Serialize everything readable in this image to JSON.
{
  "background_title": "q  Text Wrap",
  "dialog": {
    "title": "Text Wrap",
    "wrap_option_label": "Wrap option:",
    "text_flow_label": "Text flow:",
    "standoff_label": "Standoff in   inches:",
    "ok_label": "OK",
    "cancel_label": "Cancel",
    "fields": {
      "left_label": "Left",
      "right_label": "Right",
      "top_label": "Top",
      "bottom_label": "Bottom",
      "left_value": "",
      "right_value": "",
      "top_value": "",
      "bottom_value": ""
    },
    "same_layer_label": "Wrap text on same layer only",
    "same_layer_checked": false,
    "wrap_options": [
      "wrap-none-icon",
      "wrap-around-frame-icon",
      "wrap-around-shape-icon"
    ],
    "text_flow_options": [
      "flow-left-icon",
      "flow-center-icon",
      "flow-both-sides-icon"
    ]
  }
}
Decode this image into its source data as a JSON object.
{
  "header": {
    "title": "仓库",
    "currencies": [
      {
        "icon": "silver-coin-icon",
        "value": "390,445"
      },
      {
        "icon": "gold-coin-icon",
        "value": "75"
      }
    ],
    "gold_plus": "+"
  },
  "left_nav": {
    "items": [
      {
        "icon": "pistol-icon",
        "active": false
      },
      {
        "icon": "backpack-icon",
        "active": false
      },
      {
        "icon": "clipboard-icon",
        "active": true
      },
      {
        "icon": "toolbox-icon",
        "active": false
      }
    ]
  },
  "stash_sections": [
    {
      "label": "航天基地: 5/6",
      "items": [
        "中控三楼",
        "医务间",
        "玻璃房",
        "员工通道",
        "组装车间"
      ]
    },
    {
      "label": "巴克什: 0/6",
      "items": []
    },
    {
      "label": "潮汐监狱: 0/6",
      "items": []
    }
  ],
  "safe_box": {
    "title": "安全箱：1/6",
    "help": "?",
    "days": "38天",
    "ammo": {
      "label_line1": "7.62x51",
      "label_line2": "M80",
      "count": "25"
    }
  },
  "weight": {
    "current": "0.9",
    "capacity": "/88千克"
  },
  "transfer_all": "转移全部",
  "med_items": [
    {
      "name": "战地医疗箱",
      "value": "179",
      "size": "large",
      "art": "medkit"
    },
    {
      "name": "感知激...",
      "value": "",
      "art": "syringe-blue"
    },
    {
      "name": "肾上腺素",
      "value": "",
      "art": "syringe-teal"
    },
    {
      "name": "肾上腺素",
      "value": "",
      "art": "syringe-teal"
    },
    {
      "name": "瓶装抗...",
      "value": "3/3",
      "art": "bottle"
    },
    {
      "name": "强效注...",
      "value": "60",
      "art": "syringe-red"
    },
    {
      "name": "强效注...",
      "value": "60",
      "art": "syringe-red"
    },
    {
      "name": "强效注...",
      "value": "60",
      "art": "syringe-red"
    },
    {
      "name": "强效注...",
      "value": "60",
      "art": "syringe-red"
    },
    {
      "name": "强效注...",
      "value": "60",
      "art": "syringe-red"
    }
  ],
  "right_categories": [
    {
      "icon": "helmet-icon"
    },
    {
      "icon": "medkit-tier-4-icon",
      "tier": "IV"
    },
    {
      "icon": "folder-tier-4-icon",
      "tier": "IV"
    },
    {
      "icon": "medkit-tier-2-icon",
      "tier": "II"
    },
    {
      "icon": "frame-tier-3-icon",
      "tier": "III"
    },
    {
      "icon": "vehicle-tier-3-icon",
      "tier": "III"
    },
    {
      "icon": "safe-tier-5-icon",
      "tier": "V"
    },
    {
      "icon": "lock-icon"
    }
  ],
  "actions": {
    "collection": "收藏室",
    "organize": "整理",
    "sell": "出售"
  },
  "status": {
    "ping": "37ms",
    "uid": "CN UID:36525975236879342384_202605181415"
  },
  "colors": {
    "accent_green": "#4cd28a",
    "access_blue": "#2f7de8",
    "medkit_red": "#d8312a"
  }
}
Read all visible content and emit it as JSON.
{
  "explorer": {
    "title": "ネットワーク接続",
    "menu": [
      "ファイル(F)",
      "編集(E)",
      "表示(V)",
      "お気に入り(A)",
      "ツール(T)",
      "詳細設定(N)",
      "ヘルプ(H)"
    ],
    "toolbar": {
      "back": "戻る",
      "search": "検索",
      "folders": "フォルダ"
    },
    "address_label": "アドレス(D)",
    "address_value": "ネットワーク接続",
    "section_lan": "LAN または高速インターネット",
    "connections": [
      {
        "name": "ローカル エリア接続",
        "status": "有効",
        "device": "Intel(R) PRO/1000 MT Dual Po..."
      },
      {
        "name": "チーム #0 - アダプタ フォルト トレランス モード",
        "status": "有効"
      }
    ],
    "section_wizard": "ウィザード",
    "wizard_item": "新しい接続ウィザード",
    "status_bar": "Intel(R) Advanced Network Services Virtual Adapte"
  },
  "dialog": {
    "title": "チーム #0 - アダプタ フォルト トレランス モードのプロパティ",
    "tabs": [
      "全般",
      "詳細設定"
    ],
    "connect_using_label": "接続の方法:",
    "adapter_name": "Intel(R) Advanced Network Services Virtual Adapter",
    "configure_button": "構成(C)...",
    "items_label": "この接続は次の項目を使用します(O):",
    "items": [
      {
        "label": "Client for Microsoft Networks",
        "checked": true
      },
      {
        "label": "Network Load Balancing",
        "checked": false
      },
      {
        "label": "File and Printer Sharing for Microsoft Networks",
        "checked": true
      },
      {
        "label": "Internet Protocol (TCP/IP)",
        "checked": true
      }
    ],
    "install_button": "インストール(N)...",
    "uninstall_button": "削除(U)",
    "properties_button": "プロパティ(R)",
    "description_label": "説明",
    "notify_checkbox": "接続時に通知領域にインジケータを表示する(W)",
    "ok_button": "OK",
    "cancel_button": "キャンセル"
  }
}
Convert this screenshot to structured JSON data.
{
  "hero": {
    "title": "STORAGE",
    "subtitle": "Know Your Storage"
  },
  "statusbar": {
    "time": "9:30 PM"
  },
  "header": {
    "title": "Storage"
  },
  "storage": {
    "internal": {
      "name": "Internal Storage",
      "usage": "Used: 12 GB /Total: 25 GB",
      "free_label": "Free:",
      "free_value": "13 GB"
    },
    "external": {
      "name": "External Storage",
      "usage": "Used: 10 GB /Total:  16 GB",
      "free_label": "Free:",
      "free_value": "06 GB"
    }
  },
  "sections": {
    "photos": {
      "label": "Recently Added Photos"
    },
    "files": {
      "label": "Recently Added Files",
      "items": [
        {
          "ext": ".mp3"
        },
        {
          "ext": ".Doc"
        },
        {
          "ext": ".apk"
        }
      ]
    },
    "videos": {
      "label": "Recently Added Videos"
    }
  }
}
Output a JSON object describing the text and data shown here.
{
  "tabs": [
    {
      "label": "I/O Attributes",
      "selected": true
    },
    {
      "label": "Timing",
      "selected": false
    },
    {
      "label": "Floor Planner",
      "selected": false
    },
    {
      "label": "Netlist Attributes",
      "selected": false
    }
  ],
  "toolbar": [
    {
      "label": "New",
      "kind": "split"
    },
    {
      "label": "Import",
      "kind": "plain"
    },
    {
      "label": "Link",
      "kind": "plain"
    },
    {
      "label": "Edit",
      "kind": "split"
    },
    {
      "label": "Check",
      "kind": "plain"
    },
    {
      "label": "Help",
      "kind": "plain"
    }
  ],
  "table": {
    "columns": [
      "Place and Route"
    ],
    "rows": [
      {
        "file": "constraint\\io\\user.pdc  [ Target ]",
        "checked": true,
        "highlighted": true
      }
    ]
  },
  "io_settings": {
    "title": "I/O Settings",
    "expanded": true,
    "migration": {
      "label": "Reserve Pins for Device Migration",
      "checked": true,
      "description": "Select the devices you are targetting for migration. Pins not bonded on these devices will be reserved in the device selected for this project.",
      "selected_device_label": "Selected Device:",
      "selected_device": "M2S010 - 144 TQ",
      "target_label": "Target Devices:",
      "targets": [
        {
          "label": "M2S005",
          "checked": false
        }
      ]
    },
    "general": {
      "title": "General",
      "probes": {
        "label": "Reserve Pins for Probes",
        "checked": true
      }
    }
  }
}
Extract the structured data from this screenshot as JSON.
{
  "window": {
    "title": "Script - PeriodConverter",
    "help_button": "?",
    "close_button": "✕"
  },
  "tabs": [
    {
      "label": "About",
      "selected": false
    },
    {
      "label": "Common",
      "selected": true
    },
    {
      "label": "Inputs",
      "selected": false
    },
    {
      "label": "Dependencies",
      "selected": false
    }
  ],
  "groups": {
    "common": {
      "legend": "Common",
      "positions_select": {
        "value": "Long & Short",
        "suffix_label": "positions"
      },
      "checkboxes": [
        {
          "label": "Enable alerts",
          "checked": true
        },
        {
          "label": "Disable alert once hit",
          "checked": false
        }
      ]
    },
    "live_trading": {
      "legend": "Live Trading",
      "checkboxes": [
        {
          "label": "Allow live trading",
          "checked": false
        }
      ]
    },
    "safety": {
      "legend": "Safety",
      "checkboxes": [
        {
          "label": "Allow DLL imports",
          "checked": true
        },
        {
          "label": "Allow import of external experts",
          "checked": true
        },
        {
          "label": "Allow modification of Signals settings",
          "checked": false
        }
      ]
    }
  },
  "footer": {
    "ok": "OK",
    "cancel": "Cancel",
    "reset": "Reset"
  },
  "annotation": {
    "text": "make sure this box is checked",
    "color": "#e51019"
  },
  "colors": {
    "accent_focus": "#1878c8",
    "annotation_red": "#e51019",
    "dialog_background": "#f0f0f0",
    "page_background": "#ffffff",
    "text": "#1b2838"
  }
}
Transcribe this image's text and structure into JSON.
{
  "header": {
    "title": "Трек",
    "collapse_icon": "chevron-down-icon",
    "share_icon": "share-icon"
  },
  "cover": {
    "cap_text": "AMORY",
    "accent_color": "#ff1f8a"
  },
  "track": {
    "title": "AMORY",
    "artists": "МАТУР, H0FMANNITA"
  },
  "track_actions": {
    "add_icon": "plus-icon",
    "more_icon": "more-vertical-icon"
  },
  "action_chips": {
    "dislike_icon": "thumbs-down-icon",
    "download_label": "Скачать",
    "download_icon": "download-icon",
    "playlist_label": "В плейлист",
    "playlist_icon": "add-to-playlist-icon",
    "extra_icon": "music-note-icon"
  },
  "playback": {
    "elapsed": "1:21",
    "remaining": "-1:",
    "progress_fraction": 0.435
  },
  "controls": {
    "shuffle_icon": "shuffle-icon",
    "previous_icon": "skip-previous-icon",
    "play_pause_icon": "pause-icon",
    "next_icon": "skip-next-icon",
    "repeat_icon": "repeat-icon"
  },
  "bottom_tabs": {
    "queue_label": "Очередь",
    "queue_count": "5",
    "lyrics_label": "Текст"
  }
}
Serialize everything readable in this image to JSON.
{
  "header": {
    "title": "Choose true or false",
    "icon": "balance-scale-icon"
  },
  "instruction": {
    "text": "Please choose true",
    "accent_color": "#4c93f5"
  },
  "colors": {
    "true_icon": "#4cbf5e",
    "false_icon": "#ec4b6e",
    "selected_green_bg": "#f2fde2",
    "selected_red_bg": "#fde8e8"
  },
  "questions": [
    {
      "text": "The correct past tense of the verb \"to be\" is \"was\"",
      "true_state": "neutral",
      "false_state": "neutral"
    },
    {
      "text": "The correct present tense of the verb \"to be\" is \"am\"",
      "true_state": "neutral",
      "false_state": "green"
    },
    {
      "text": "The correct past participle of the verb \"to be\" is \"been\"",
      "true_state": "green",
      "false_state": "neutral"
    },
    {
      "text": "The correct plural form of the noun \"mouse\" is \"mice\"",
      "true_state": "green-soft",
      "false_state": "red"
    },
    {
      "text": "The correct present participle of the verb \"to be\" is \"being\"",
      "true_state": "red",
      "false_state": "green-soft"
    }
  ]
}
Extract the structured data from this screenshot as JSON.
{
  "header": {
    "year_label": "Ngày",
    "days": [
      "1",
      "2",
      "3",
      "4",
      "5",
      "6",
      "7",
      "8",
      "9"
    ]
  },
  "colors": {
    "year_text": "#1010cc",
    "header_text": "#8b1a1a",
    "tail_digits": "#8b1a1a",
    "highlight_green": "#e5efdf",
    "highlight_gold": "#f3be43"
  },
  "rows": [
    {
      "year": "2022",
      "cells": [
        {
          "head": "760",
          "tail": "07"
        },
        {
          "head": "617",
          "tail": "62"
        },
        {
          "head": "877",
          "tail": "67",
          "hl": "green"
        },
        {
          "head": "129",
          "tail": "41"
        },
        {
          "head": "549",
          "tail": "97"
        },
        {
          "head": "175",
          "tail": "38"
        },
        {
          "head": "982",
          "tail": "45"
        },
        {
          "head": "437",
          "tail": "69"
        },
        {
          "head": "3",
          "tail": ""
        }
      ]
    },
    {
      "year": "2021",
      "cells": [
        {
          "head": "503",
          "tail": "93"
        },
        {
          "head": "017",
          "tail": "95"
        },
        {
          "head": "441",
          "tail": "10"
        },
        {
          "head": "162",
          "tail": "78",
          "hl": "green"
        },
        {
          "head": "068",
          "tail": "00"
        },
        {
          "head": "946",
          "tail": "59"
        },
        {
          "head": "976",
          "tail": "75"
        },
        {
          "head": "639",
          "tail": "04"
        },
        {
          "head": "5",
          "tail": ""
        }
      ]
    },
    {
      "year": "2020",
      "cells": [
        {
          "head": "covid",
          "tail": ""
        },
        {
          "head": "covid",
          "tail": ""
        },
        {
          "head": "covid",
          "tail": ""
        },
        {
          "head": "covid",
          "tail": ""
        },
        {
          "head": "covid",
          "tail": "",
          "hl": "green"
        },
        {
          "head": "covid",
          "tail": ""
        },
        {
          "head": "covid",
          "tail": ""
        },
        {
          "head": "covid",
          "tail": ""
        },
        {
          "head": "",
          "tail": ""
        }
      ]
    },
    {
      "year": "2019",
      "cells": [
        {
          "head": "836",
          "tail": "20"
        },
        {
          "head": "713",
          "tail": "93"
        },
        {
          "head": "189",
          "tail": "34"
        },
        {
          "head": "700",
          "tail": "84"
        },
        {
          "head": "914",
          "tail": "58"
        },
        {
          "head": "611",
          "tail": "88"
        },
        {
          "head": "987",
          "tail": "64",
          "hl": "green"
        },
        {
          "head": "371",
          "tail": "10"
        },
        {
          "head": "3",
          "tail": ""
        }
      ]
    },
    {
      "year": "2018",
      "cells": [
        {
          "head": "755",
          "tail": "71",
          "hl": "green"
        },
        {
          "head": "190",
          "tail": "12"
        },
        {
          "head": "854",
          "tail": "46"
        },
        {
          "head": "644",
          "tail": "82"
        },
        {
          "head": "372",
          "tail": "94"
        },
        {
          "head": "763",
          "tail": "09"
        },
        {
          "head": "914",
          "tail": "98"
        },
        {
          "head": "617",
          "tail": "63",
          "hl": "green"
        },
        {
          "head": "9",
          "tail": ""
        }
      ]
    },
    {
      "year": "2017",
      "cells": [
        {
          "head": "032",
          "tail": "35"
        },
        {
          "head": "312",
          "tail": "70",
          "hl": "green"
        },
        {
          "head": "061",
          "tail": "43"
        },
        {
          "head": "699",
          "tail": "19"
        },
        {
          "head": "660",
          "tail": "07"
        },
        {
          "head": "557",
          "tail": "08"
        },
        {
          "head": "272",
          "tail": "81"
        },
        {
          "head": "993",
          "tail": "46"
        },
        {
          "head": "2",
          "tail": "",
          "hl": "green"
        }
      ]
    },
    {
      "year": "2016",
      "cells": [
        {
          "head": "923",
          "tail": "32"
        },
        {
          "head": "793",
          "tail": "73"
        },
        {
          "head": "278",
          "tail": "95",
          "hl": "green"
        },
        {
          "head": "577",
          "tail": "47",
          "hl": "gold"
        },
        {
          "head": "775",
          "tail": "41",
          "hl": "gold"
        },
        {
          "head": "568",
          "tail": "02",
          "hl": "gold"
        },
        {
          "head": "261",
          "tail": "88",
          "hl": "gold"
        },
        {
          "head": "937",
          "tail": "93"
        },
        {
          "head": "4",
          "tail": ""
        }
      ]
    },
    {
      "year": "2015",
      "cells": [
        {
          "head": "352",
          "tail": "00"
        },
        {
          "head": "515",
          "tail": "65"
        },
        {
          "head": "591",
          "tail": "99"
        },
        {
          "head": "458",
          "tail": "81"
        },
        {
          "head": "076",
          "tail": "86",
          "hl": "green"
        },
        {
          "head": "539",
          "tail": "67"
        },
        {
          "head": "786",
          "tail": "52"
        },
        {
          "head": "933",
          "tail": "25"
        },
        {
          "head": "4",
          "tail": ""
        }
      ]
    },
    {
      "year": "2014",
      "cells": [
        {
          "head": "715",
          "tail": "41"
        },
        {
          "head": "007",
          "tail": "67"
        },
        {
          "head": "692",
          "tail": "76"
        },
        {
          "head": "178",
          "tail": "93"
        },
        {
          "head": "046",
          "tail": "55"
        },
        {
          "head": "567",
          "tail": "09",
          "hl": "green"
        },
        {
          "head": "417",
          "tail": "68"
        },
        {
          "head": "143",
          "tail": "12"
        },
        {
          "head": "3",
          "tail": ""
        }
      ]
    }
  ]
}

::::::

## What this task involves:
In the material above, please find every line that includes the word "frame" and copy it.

## Solution to this problem:
      "wrap-around-frame-icon",
      "icon": "frame-tier-3-icon",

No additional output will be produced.